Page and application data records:
+ + + +
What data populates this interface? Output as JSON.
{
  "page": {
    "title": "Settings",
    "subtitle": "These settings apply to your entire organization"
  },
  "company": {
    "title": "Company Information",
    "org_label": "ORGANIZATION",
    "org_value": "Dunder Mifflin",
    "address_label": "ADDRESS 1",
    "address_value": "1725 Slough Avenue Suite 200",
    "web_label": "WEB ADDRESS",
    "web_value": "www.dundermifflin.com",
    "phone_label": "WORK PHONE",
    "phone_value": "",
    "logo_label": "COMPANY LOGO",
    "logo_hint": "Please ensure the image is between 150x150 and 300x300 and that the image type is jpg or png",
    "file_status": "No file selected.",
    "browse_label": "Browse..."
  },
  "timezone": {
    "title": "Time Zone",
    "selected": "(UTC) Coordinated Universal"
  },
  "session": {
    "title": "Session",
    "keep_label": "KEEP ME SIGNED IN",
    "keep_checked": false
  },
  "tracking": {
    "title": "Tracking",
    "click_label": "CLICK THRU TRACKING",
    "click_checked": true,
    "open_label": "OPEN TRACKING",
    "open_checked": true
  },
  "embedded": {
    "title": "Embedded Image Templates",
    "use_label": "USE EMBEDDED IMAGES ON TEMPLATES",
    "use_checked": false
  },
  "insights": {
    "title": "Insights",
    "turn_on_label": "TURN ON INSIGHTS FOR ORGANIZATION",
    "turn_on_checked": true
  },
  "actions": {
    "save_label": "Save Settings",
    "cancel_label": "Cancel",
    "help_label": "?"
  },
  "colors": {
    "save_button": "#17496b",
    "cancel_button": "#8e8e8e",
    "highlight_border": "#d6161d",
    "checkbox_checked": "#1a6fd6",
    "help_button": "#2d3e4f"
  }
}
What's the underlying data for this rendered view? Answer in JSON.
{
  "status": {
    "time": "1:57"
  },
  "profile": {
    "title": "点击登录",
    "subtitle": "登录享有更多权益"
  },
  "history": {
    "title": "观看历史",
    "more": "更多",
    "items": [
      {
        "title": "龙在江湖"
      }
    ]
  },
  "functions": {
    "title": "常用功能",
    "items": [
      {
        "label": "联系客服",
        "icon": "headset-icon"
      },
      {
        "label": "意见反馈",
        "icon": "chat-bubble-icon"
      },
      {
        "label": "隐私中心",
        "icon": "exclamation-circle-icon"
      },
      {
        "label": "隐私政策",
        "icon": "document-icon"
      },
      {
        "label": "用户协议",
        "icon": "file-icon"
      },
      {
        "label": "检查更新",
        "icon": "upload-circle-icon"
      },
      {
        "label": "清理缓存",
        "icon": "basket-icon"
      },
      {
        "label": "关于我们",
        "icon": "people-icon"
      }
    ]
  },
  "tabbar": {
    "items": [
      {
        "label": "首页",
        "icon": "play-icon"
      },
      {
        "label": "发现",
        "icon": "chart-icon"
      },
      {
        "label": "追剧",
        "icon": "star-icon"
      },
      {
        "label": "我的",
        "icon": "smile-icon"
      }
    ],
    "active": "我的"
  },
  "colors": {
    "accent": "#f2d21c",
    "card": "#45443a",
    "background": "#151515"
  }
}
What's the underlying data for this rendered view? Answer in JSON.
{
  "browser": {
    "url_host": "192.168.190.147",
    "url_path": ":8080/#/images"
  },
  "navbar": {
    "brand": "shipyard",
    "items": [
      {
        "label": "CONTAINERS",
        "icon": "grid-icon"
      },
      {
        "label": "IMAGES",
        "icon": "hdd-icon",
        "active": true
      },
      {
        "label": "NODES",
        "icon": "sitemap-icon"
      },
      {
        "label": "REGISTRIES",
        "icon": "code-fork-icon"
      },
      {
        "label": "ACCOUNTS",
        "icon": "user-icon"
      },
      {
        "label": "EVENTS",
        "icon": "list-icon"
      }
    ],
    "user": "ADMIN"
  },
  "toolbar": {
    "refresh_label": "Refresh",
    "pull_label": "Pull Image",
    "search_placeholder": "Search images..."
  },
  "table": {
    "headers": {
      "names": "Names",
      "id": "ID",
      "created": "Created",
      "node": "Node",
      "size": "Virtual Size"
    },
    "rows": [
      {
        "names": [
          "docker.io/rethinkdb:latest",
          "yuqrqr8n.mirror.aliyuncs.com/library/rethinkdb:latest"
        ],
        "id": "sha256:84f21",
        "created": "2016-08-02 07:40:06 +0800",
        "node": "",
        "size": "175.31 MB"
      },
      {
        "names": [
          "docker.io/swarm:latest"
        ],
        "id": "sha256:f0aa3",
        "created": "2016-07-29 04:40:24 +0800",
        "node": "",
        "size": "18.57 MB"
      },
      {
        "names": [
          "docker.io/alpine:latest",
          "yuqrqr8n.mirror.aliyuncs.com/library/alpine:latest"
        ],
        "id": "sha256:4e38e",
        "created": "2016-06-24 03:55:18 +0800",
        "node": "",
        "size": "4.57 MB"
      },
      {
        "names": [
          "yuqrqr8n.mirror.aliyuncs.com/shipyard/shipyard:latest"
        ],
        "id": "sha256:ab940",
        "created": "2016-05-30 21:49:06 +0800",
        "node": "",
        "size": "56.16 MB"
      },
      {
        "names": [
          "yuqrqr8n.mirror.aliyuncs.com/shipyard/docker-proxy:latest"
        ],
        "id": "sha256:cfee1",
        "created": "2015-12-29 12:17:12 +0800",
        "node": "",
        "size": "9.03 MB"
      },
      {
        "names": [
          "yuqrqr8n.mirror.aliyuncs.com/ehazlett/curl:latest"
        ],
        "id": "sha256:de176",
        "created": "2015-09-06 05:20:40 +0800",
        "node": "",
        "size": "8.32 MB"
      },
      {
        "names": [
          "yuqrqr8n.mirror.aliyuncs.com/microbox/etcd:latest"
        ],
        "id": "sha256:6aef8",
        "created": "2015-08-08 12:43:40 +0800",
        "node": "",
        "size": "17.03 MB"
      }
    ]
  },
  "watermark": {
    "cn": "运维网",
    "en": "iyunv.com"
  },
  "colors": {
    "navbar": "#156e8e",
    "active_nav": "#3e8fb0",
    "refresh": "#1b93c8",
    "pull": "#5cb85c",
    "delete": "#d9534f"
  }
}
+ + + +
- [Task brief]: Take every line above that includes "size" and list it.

- [Worked solution]:
      "size": "Virtual Size"
        "size": "175.31 MB"
        "size": "18.57 MB"
        "size": "4.57 MB"
        "size": "56.16 MB"
        "size": "9.03 MB"
        "size": "8.32 MB"
        "size": "17.03 MB"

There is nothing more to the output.